Two little leather-bound volumes came into the collections of the Missouri History Museum by a circuitous – and a fortuitous – route.
Aired January 21, 2011
In the collections of the Missouri History Museum we have lovely objects, intriguing objects, historically important object … and a few that can give you a shiver and a chill.
Aired December 18, 2010
Two little leather-bound volumes came into the collections of the Missouri History Museum by a circuitous – and a fortuitous – route. Oscar Lyle wrote one of these personal journals in 1901 and the other in 1906. By that time he was in his sixties and long removed from the St. Louis where he had been born. But many of his entries are recollections of his childhood in the St. Louis area.
Aired November 19, 2010
Tinged by the red ore dust of the Michigan mines, I’m also colored with the coal dust and the brick residue of St. Louis’ industrial past. I am washed by the powerful waters of the Mississippi. I have added that pungent odor of brewery hops to my list of evocative odors. Clouds of chrysanthemums that grace our city’s autumn are sights that have seeped into my soul. Yet by some standards I’m a newcomer.
But this place belongs to all of us, and we belong to this place.
Aired October 15, 2010
One of the reproductions in an upper hall of the History Museum shows a pastoral scene on Chouteau’s Pond: a small, clear lake, a sailing craft on the water, a handsome house up on the hill, a woman in kerchief and apron driving her cattle along the bank. An itinerant French artist named Barbier painted this picture in 1844. Just a few years after the painter did his work, his lovely scene was only a memory.
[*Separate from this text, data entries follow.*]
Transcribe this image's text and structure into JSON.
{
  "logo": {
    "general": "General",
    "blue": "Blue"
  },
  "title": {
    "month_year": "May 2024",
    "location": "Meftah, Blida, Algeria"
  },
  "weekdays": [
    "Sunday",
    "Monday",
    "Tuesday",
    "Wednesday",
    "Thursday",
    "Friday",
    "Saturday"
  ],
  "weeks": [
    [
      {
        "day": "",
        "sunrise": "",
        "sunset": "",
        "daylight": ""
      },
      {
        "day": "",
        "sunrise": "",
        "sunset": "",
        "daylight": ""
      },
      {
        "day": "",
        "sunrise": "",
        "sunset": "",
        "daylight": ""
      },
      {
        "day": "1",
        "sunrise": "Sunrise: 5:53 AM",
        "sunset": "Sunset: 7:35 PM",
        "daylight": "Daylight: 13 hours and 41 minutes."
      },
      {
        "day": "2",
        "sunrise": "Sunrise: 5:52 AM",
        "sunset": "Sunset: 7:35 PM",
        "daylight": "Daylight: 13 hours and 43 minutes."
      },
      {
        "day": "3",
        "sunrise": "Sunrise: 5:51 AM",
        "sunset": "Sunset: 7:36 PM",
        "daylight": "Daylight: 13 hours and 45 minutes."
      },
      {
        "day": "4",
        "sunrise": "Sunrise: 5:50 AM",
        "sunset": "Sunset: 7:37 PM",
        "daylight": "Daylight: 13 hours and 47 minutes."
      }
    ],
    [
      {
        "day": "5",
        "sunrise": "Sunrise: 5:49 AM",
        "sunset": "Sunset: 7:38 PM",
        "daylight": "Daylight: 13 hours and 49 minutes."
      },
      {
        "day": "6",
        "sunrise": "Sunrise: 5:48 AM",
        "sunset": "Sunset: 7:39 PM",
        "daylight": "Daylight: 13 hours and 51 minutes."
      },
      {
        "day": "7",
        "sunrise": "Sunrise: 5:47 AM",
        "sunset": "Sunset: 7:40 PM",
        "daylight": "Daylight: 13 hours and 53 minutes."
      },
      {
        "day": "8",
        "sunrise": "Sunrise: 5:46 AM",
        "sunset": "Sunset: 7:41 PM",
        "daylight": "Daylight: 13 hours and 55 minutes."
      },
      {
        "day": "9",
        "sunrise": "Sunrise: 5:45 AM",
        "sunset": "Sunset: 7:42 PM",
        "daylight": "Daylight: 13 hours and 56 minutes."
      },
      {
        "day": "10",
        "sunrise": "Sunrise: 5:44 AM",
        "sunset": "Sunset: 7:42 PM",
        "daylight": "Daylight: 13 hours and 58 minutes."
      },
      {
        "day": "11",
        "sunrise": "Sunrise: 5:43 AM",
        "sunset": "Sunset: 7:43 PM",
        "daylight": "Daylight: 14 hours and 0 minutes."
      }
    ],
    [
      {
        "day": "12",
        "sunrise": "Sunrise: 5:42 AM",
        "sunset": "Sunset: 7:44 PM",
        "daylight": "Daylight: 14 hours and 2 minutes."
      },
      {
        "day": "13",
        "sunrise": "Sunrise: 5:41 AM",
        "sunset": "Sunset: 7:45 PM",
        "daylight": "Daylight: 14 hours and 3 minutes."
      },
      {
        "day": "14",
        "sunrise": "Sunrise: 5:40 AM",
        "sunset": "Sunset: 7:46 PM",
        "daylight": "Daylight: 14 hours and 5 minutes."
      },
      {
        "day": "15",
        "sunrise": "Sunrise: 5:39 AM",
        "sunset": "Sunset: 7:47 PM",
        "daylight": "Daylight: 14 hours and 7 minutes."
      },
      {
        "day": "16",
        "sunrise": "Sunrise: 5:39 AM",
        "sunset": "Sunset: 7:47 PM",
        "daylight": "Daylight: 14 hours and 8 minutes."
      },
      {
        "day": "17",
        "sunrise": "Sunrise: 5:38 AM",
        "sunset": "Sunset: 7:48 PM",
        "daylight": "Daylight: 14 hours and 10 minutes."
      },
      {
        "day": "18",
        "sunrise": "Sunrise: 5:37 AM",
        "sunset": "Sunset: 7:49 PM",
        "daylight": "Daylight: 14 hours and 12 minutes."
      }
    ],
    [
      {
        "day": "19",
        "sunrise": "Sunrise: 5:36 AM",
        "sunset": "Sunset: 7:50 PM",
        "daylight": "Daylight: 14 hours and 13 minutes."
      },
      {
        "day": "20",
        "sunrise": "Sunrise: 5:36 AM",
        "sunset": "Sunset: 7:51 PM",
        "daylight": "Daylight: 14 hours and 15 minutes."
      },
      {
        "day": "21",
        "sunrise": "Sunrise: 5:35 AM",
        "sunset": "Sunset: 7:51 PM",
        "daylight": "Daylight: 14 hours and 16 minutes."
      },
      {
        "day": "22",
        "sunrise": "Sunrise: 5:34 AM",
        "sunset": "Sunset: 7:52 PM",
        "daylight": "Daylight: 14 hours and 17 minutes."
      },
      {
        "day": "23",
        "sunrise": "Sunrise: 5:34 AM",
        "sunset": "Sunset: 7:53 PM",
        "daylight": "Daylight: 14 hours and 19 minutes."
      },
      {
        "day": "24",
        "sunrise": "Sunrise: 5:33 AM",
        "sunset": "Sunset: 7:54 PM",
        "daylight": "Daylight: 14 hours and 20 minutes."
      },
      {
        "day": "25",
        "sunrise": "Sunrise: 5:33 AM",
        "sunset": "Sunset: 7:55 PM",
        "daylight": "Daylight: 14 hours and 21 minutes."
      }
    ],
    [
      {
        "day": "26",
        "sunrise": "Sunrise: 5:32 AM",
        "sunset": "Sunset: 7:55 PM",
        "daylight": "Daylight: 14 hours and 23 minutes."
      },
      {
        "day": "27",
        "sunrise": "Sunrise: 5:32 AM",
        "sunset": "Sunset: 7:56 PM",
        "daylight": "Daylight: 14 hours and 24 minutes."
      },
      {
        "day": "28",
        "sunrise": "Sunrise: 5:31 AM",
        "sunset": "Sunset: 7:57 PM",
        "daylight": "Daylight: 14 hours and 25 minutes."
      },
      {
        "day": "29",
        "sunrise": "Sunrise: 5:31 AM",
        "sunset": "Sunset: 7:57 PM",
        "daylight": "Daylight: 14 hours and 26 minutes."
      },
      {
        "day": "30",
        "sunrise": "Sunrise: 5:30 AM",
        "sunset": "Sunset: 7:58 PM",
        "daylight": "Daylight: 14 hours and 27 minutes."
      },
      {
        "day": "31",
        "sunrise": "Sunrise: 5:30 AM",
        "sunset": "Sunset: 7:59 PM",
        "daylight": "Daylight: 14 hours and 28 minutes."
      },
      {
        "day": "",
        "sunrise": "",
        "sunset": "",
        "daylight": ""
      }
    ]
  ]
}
Aired September 17, 2010
The founding family of St. Louis had an elegant supply of household and personal goods that in many cases made their way into the collections of the Missouri History Museum. A deerskin coat is one of the more interesting garments.
Langston Hughes in St. Louis
Aired August 20, 2010
He saw Negro streetcar conductors and bus drivers and lovely Negro homes in what had been all white sections of town. "The sun do move," he thought, quoting from a favorite sermon of an old preacher. And he wrote:
"St. Louis! The town where Scott Joplin and Tom Turpin played ragtime...the town where Josephine Baker started out as a fifteen-dollar-a-week waitress and ended up in Paris...the town where the river boats ran from New Orleans with Louis Armstrong's horn blasting the night away.
St. Louis, that old city of river boats and ragtime, Old Man River and old Jim Crow, and a sun that "do move."
Aired July 16, 2010
The past is inscrutable in many ways.
In the collections of the Missouri History Museum, we have a framed sketch of a solder in a Civil War uniform. We know his name is Elijah Madison and that he was born a slave in 1841, lived on a plantation near St. Louis, and joined the Colored Infantry of the Union Army at Jefferson Barracks in 1863. His descendants, who gave us the sketch, told us, and available documents and our curators’ research added other facts to their story. We can learn more.
Aired June 17, 2010
Every picture tells a story, and every story becomes a part of our own.
The 1907 St. Louis City Directory lists over two thousand Grocers. From Abbetmeier to Zwibelman, most of these grocers lived above their stores, knew their customers by name, and worked long days in a modest but satisfying career.
One of those stores was the George Wackerlin Grocery, on Broadway and Hickory.
Pony Express (Cityscape on May 17th)
Aired May 14, 2010
No horse could compete with the speed of those telegraph wires. But no telegraph pole had the flair of that galloping Pony Express horse with its tail furled out behind and its rider bent over the reins in an eager race with time.
Bob Archibald is the President of the Missouri Historical Society